Friedrich Merz, the leader of Germany’s Christian Democratic Union party (CDU), has sparked controversy and faced backlash for his remarks regarding the far-right Alternative for Deutschland (AfD). In a statement to public broadcaster ZDF, Merz rejected calls for a ban on the AfD and expressed a willingness to cooperate with them at the municipal level.
Merz argued that party bans have never solved any problems and emphasized that local politics is different from state and federal politics. He acknowledged the democratic legitimacy of the AfD’s electoral victories in eastern Germany and stated that the CDU must find ways to shape cities, counties, and regional districts together with the controversial party.
However, Merz made it clear that the CDU still completely ruled out any cooperation with the AfD at the regional or federal level, as well as in the European Parliament. He insisted that the AfD would not participate in any government.
The CDU’s proposition to potentially cooperate with the AfD at the municipal level has been met with strong criticism, both from within the CDU itself and from other political parties. Kai Wegner, the CDU’s mayor of Berlin, denounced the AfD as a party of opposition and division and questioned why there should be any cooperation with them. He asserted that the CDU cannot, does not want to, and will not cooperate with a party whose business model is based on hate, division, and exclusion.

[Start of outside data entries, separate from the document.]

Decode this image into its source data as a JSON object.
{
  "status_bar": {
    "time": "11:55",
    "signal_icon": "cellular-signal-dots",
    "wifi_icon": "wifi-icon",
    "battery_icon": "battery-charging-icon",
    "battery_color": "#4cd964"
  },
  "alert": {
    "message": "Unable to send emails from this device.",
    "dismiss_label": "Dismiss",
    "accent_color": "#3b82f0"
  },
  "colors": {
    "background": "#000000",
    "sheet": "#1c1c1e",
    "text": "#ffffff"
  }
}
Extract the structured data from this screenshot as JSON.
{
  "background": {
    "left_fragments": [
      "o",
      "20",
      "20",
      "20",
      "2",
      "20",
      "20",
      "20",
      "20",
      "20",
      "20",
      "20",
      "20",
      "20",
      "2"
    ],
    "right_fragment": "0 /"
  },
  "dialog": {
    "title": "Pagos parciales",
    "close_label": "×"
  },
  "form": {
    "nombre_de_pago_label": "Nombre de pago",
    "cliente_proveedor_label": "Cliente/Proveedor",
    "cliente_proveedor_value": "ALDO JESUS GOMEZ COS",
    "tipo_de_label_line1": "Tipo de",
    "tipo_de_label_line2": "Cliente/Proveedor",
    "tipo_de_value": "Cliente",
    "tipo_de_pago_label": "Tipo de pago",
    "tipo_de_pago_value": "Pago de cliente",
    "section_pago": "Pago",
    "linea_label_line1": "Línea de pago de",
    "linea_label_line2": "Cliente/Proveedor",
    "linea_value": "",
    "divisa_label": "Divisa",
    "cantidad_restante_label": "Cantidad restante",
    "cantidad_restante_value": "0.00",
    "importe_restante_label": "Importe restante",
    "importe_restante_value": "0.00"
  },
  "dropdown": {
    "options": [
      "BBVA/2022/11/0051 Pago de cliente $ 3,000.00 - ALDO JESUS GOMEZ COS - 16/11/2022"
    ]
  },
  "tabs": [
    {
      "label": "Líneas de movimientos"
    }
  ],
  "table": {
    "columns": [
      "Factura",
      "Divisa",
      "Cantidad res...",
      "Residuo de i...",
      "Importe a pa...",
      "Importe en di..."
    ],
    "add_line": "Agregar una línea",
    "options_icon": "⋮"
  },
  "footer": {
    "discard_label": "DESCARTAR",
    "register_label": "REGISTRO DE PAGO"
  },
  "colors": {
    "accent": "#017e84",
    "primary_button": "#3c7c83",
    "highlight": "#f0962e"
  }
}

Green lawmaker Sara Nanni went even further, branding Merz as the “wrecking ball of democracy” and deeming his proposal to cooperate with the AfD as dangerous. Nanni argued that restricting a party should be allowed to defend democracy, even though such bans may not necessarily solve the problem at hand.
Merz’s shift in approach regarding the AfD has ignited a heated debate within German politics. The CDU has long maintained a “firewall” against any form of cooperation with the AfD due to its nationalist, anti-migration, and climate change-denying policies. Merz’s remarks have challenged this stance and opened up a broader discussion about the limits of political collaboration.
As Germany continues to grapple with a rising tide of right-wing populism, the controversy surrounding the CDU’s position on the AfD reflects the ongoing struggle to find effective strategies for combating far-right ideologies. While some argue for engaging with the AfD at the local level to address specific issues, others maintain that any form of cooperation risks legitimizing and normalizing extremist views.
The debate over the CDU’s approach to the AfD is likely to continue, highlighting the complexities and tensions inherent in navigating the political landscape in the face of growing right-wing movements. As Germany looks ahead to upcoming elections and the future of its political landscape, the question of how to effectively counter the rise of far-right ideologies remains a critical challenge that requires careful consideration and active engagement.